The most visible sign of this weaving came in late January when the congregation hosted the first congregation convening of 2019. On what was probably the coldest night in Minnesota in decades, hundreds of people converged on Bet Shalom to advocate for a Minnesota where everyone has adaquete shelter. With Governor Tim Walz and Lieutenant Governor Peggy Flanagan in attendance, the message was clear: our faith inspires us to create home. “Having the Convening at Bet Shalom helped spread the word to our congregation of our participation with Beacon. It also informed members who came out of curiosity and energized some of our members to express an interest in being a part of our leadership team,” Ziff noted.

Sukkot reminds Jews worldwide of the times in their lives when they didn’t have a permanent place to call home. That memory forces people to look around for the many people who don’t have home.

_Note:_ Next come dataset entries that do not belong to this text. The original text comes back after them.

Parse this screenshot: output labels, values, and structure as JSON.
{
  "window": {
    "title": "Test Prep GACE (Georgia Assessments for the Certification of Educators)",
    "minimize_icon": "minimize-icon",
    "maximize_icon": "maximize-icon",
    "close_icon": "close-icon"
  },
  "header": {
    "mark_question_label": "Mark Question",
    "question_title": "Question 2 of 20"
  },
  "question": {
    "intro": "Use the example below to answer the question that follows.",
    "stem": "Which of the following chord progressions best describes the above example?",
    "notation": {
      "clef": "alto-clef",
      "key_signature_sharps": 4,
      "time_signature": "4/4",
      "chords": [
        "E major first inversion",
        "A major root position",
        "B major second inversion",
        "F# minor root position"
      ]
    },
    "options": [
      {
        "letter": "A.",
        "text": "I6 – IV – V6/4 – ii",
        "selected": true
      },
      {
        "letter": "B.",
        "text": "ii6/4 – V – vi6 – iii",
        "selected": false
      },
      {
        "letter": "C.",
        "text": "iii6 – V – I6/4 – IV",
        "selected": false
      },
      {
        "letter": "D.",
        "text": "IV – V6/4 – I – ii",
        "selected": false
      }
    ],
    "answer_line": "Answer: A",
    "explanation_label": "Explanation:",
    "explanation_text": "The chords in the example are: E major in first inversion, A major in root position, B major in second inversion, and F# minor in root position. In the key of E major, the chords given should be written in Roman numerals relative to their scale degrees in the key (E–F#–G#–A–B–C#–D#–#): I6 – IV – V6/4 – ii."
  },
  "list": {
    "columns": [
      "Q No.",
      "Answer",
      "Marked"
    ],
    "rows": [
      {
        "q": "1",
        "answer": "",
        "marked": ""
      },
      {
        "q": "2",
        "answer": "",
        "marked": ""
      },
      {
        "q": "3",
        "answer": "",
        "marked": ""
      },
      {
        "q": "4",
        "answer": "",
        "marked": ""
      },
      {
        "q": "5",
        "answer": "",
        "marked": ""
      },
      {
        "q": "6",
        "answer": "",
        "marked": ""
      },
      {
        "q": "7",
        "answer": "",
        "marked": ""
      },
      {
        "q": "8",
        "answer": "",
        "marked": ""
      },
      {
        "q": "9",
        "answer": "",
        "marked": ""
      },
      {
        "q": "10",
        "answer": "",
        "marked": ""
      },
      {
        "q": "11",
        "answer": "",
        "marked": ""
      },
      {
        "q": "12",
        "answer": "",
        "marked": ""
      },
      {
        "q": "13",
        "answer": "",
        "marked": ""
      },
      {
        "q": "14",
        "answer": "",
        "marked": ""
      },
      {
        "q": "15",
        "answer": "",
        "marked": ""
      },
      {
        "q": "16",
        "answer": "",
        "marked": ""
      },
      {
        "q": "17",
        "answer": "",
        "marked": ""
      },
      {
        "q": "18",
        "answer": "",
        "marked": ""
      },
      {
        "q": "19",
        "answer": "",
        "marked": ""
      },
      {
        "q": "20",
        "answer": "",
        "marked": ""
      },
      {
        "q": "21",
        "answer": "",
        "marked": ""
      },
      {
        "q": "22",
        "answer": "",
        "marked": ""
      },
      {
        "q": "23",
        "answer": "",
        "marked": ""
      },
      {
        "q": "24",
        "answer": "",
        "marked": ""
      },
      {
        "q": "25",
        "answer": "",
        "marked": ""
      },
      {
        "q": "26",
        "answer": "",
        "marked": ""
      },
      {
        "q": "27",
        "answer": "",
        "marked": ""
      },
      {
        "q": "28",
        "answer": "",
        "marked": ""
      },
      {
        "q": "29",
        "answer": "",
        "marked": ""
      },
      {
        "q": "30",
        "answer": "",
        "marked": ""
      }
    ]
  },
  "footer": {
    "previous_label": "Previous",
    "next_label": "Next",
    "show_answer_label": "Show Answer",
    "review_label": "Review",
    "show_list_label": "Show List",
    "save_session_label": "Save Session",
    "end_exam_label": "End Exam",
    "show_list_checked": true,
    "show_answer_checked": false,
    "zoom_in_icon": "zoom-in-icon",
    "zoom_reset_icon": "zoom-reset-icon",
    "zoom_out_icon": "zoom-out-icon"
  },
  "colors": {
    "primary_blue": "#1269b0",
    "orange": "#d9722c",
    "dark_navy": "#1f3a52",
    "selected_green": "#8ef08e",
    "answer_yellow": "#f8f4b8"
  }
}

Last fall, Kat Vann joined the congregation in commemorating Sukkot, and in the eyes of Rabbi Crimmings and Steve Ziff it helped put this religious celebration in stark relief. “This holiday inspires us to engage in the important work of pursuing affordable housing for all people who live among us,” Rabbi Crimmings explained. “We were so blessed to have Kat present at Bet Shalom to celebrate Sukkot with us this year and help make this connection between the holiday and the work our congregation is doing with Beacon.”

 

Dennis Sanders
Dennis Sanders is the Content Specialist for Beacon.